- WHAT IS REQUIRED
Wherever a line of the records contains "cancel", copy that line.
Segment Start: MATERIAL TO PROCESS
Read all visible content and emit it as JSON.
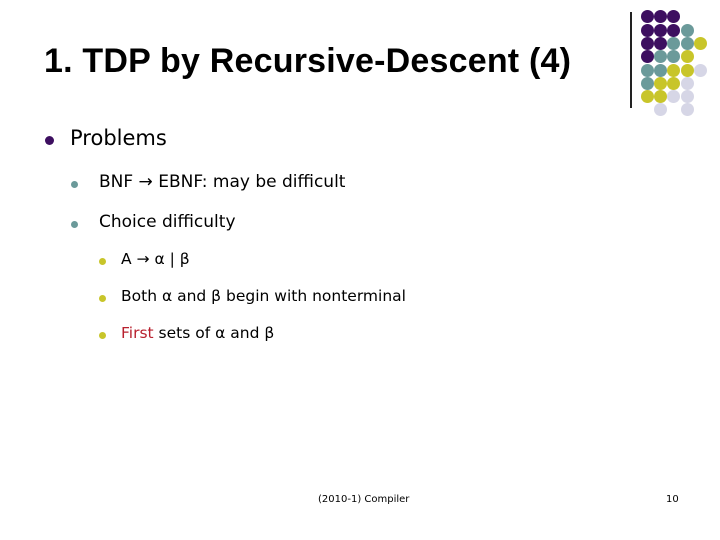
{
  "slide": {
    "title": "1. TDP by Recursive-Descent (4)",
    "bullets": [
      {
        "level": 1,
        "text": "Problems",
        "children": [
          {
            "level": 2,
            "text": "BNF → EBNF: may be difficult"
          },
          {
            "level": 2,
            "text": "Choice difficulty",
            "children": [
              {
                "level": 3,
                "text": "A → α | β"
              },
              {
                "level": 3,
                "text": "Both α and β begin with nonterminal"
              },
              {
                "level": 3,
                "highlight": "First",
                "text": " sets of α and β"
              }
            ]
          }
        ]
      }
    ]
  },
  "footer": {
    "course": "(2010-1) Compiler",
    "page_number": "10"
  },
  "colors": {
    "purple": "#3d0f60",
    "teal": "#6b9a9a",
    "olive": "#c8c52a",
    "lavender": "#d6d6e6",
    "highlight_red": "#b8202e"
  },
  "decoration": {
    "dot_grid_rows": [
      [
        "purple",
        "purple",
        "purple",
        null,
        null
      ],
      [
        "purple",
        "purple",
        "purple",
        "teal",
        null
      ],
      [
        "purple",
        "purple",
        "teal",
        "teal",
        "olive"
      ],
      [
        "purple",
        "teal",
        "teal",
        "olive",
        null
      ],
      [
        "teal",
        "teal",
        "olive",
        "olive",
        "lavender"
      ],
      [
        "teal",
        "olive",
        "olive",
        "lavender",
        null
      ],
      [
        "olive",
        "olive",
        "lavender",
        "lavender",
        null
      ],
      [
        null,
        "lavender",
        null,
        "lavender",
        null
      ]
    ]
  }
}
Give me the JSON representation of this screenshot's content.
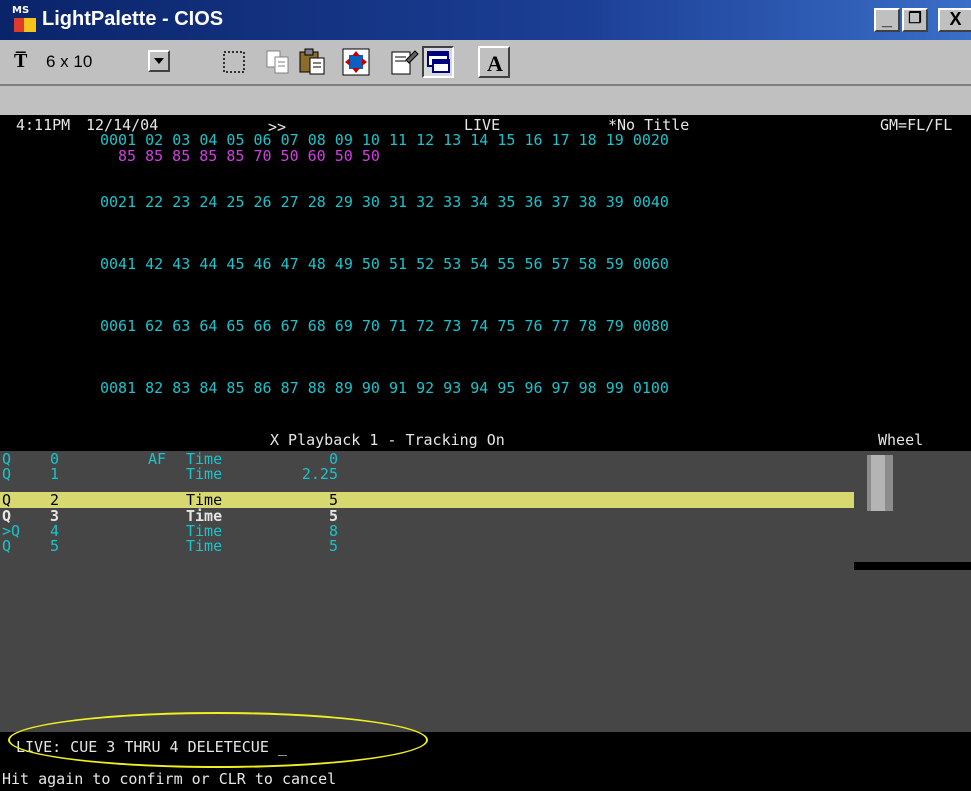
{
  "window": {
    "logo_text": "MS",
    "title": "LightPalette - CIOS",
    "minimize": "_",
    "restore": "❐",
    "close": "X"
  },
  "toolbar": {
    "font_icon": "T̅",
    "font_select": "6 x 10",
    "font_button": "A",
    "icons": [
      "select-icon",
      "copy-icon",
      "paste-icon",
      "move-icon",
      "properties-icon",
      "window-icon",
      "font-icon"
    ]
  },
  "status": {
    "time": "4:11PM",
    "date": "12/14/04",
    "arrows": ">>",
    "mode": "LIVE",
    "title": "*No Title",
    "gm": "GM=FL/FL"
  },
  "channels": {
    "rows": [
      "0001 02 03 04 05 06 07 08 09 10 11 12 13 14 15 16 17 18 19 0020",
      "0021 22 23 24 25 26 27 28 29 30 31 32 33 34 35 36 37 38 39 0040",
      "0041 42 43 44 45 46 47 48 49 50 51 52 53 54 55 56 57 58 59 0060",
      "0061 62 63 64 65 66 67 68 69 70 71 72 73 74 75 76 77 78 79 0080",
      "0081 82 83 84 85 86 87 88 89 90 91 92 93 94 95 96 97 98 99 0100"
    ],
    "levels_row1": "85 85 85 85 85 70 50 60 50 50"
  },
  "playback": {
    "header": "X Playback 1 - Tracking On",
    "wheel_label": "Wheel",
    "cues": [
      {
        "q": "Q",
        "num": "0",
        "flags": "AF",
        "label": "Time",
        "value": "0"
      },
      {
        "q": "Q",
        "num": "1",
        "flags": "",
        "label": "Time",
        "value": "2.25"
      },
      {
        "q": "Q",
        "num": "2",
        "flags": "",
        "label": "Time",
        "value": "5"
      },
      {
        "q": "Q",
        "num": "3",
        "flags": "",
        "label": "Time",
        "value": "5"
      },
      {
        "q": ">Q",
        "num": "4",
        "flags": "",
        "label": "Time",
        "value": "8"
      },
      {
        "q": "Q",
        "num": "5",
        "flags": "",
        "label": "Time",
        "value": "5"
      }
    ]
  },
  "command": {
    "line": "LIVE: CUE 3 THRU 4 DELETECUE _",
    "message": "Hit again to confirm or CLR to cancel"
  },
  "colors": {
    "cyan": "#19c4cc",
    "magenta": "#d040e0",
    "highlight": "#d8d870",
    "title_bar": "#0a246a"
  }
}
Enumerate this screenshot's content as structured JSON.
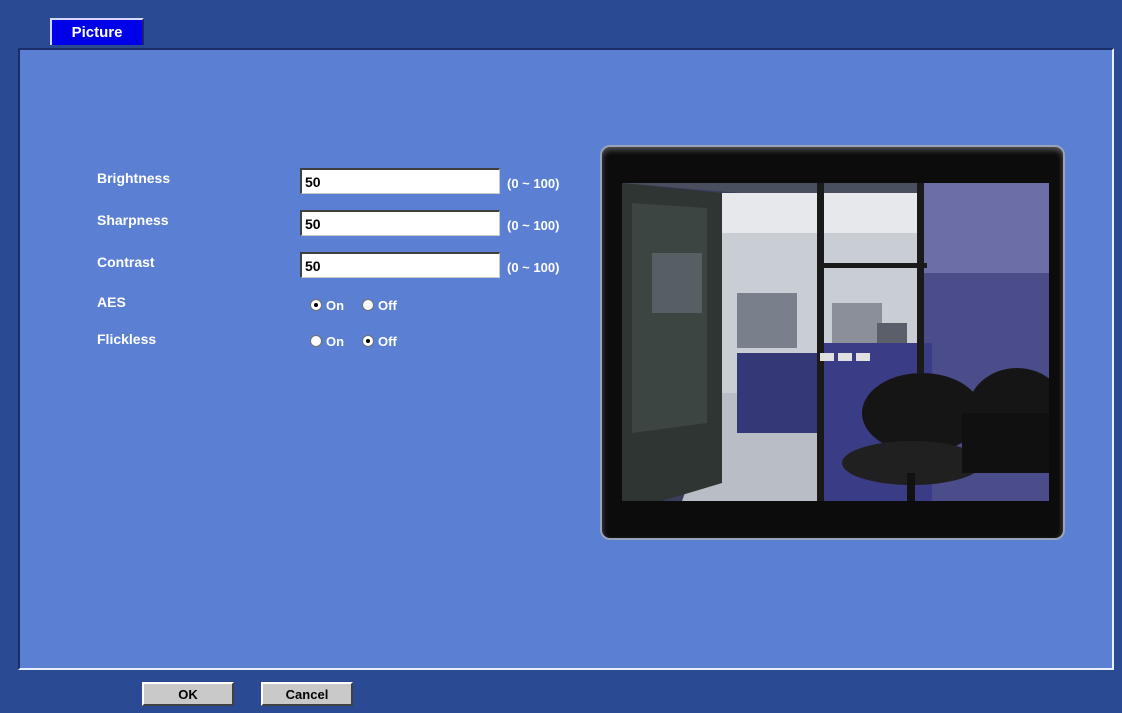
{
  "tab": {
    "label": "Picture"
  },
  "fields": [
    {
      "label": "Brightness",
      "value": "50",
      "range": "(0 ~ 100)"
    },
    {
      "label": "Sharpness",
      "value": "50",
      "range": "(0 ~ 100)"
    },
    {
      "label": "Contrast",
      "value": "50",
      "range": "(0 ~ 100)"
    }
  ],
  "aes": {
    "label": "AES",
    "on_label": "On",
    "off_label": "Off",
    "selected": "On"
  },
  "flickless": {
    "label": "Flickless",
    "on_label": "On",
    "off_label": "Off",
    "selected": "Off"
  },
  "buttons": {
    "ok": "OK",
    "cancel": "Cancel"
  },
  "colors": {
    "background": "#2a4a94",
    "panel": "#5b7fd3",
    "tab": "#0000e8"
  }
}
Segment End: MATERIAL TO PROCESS
- RESULT
    "message": "Hit again to confirm or CLR to cancel"
    "cancel": "Cancel"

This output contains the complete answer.